Another worthwhile expedition is to Klein Bonaire: a nature reserve of around 1500 acres, accessible by water taxi. Great for snorkelling and picnicking (though you might need to take some shade) it is a nesting site for turtles: www.bonaireturtles.org

 

The Salt Pans provide a great photo opportunity and the Pekelmeer is a pretty drive and one of the most important breeding grounds for the southern Caribbean flamingo population (+/- 6,500).

 

History and Culture

Believed to have arrived around 1300, Arawak Indians from Venezuela were the first inhabitants of the island. Alonso de Ojeda and Amerigo Vespucci arrived in 1499 and claimed Bonaire for the Spaniards. The Dutch took possession in 1636. African slaves were brought to the Island in the late 1600s to work on the plantations and harvesting salt. Between 1799 and 1816 the Island was occupied on and off by various countries and individuals.The Island returned to the Dutch in 1816.

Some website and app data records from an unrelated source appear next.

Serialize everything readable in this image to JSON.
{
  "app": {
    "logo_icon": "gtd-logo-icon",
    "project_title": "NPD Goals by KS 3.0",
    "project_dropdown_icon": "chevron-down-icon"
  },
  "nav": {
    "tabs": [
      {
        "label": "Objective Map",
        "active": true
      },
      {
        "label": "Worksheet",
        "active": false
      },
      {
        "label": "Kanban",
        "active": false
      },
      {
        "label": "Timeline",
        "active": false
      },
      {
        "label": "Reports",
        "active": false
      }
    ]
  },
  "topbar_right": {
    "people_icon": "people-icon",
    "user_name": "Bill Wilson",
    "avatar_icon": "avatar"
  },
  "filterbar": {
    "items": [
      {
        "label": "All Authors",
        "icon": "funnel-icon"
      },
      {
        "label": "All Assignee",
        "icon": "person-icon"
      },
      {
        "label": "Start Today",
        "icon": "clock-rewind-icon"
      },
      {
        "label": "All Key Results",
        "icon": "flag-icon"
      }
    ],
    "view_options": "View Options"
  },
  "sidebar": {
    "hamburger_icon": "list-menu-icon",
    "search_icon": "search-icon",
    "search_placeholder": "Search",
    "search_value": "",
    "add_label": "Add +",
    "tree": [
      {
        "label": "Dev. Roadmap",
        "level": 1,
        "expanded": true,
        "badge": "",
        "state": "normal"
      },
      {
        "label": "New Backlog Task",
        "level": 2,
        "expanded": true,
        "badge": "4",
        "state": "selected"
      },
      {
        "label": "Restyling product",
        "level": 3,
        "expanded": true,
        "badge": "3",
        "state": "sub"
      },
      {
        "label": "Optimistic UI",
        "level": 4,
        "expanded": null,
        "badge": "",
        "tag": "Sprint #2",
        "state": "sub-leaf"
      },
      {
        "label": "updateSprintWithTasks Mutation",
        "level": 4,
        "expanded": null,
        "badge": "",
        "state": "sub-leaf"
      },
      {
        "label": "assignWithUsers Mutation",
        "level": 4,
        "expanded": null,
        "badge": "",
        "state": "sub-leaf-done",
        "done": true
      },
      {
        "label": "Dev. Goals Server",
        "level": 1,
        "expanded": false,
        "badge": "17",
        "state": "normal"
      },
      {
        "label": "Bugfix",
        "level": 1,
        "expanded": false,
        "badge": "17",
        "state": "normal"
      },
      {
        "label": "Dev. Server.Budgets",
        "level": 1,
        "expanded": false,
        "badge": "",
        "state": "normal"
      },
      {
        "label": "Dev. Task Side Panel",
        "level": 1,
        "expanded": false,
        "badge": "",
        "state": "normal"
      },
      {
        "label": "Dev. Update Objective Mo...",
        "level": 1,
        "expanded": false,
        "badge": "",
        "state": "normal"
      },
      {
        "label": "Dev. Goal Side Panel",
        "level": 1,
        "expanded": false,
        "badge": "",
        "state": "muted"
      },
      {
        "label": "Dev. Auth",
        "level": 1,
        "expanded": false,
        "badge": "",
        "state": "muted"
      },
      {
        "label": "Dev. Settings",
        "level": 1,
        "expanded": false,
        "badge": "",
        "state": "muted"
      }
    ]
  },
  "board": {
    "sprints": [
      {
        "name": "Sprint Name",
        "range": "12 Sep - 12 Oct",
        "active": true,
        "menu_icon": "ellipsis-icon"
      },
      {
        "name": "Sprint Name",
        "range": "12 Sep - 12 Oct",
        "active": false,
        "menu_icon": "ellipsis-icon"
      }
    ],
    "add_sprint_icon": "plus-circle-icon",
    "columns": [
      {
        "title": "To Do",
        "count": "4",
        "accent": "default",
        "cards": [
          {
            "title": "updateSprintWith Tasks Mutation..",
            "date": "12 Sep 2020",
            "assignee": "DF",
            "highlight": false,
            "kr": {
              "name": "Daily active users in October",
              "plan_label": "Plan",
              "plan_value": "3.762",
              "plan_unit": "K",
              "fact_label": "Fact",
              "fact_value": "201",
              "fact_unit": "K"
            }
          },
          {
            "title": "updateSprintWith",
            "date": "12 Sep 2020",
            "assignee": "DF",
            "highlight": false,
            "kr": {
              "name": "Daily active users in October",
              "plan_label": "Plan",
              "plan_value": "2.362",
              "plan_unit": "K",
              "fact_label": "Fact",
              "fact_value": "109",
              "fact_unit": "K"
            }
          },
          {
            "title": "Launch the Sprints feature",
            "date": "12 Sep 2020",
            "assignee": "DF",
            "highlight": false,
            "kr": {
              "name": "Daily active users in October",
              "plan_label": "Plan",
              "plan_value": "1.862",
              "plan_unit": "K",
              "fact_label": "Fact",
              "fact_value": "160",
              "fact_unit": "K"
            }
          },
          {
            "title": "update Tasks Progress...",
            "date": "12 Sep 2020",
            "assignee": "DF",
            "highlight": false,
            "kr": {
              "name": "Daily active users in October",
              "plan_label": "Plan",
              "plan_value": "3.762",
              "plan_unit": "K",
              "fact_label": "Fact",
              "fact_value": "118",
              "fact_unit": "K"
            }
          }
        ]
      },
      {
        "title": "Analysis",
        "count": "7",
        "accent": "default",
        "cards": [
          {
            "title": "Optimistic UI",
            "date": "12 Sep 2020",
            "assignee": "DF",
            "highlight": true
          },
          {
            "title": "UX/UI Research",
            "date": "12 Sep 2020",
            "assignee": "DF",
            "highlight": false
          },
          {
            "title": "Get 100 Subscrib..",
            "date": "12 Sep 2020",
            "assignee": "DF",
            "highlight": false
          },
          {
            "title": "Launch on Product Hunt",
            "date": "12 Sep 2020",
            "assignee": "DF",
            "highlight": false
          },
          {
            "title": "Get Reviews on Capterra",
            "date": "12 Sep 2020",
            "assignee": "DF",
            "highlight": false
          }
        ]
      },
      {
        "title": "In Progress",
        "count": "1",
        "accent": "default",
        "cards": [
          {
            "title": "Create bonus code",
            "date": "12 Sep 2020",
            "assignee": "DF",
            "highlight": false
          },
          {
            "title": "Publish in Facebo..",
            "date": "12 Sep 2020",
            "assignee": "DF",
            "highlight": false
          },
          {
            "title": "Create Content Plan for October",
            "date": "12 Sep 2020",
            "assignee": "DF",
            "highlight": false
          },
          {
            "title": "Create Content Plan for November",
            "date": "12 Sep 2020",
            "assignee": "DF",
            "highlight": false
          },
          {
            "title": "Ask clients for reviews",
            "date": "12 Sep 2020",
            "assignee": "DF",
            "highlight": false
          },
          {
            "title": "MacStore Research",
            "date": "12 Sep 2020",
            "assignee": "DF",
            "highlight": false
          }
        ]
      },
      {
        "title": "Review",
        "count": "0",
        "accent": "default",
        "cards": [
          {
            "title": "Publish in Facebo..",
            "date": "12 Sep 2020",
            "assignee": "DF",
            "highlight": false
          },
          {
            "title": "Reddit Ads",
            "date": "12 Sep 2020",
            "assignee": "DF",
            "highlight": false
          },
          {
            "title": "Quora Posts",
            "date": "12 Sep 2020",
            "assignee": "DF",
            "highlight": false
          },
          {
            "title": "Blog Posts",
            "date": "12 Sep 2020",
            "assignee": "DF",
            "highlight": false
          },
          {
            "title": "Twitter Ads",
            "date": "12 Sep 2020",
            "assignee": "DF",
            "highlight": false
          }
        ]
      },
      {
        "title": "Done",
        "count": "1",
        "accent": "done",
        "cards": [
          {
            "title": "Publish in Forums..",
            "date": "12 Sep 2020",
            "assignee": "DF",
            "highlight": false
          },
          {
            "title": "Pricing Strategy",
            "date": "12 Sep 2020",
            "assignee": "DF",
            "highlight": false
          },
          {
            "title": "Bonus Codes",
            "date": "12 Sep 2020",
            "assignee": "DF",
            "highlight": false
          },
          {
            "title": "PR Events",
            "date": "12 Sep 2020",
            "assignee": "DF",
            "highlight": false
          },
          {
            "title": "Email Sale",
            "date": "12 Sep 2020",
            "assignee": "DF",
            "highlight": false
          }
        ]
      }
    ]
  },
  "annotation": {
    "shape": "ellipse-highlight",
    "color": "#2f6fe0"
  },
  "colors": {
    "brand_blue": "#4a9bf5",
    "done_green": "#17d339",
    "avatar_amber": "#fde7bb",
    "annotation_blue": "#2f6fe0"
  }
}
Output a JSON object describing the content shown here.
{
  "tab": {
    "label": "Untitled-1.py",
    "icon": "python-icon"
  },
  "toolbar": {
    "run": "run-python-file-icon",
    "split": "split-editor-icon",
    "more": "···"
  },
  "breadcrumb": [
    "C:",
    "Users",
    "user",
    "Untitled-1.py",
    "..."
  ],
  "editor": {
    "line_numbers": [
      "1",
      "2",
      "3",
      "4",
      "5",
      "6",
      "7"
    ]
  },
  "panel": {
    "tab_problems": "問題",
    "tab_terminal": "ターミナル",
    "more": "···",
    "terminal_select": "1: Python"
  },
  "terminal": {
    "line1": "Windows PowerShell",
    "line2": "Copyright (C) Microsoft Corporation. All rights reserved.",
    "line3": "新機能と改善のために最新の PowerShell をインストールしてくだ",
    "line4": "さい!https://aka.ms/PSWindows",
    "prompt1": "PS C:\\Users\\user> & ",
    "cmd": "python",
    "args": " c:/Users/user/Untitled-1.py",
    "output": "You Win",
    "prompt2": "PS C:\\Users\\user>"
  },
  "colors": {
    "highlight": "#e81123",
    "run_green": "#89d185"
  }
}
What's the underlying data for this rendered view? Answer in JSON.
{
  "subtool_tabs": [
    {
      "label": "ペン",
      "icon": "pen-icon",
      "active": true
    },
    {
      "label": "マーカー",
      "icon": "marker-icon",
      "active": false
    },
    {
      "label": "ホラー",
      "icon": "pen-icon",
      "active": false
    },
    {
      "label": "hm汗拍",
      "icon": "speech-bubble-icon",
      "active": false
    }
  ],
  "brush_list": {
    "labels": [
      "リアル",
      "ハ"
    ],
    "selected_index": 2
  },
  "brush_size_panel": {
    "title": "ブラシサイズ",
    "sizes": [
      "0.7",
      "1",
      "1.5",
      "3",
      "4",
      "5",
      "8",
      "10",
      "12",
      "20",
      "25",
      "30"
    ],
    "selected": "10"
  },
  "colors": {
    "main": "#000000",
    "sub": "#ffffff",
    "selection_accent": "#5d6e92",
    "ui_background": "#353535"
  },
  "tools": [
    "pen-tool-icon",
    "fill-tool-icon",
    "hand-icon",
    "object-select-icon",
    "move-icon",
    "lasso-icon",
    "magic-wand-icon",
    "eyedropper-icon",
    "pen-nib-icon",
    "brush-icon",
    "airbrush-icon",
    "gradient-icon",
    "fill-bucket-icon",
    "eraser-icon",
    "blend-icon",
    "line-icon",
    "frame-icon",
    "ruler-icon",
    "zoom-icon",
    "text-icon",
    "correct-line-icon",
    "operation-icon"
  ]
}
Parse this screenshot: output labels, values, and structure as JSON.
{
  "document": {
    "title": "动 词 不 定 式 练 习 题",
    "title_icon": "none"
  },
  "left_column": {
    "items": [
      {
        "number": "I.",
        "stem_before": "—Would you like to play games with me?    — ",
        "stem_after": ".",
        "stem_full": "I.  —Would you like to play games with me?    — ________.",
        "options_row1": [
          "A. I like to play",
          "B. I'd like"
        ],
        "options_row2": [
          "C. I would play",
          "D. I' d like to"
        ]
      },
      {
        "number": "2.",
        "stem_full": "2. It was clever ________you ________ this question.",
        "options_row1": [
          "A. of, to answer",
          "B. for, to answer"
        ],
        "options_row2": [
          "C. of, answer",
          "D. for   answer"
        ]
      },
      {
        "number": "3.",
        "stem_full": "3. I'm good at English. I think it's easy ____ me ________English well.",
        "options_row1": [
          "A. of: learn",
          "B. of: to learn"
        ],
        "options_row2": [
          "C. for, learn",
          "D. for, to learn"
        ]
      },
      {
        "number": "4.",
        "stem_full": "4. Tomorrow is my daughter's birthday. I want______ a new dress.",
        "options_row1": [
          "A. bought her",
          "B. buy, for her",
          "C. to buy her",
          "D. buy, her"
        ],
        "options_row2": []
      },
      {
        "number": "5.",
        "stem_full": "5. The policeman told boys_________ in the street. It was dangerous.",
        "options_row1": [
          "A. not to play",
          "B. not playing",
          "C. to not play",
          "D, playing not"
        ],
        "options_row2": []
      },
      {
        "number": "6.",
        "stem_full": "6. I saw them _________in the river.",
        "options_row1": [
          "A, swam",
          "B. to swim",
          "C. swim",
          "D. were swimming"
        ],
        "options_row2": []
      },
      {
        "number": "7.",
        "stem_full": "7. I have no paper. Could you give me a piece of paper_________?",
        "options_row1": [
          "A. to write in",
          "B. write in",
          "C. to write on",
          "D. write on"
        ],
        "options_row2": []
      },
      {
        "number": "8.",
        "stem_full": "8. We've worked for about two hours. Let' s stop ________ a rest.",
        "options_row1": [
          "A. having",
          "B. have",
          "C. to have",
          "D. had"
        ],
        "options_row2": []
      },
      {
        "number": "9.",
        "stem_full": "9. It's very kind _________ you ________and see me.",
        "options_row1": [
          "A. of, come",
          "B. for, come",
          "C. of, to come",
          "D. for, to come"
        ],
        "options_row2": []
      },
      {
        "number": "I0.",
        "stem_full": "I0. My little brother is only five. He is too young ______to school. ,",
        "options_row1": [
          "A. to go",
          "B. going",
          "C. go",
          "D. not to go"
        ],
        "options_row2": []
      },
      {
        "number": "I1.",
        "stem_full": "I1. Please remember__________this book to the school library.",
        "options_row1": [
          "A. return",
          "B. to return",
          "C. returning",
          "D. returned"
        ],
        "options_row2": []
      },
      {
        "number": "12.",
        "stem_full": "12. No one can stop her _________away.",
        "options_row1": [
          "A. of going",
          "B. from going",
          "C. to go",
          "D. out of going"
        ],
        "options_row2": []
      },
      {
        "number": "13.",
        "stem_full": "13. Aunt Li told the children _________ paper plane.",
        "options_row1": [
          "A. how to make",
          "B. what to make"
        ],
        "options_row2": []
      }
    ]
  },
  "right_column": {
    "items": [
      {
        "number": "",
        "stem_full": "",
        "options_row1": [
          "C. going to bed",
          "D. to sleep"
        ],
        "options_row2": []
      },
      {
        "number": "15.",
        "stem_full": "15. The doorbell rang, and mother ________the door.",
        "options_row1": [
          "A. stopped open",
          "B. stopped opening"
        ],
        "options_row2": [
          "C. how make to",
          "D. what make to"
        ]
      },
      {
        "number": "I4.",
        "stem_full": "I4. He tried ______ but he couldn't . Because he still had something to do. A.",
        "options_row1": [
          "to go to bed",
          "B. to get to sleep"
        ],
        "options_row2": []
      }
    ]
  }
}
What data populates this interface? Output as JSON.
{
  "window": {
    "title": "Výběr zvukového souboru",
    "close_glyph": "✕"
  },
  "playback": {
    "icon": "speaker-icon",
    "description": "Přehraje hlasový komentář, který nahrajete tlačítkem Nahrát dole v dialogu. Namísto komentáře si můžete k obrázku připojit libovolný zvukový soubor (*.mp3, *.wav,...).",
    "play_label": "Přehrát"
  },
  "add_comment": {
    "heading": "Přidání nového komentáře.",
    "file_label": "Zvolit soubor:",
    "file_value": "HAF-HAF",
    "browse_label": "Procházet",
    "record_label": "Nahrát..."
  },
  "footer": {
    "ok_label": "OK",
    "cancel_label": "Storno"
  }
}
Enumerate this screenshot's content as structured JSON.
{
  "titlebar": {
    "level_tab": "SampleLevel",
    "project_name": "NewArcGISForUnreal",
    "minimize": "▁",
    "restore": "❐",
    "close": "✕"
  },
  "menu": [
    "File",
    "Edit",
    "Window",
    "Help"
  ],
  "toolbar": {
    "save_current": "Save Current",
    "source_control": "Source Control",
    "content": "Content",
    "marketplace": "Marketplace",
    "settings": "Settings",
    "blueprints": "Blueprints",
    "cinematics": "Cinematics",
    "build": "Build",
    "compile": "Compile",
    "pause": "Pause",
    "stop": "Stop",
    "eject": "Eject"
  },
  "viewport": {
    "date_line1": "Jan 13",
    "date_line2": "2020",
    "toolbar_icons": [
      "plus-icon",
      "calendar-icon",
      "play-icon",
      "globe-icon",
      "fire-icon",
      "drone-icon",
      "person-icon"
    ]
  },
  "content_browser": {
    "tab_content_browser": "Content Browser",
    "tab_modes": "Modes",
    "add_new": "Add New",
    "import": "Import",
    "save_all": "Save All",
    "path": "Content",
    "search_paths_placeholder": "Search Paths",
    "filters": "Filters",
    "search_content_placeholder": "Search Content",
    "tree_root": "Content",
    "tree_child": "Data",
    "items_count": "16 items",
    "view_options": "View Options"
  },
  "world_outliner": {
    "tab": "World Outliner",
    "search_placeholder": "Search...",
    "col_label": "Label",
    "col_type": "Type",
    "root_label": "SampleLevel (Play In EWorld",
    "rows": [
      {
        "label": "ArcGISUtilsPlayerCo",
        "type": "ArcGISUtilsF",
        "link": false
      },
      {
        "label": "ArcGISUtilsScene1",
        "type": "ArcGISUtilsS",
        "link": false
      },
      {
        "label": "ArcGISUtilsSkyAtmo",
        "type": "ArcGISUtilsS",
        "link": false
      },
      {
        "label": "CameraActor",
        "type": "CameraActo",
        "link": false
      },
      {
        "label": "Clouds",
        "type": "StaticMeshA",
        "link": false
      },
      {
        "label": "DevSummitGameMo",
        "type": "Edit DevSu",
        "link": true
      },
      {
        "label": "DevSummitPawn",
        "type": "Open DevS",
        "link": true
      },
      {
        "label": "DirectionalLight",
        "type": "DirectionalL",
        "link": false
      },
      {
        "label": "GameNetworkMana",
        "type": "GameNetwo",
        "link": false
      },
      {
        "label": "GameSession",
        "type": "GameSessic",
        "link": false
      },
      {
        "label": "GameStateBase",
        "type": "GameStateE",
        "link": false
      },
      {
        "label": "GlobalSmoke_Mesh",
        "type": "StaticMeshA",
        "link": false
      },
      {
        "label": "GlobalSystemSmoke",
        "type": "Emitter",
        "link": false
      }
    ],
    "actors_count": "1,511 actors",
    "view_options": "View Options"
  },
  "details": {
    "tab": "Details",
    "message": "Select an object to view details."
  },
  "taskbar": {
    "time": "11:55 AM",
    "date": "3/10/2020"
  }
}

Salt production slowed with the abolition of slavery in 1863. However, in the 1960s, a US Company designed new solar slat works revitalising the industry.

 

Today salt production is still a major industry on the Island along with tourism.

 

Kralendijk airport was built in 1943, and today Bonaire is on the itinerary for many of the large cruise liners that travel around the Caribbean Sea.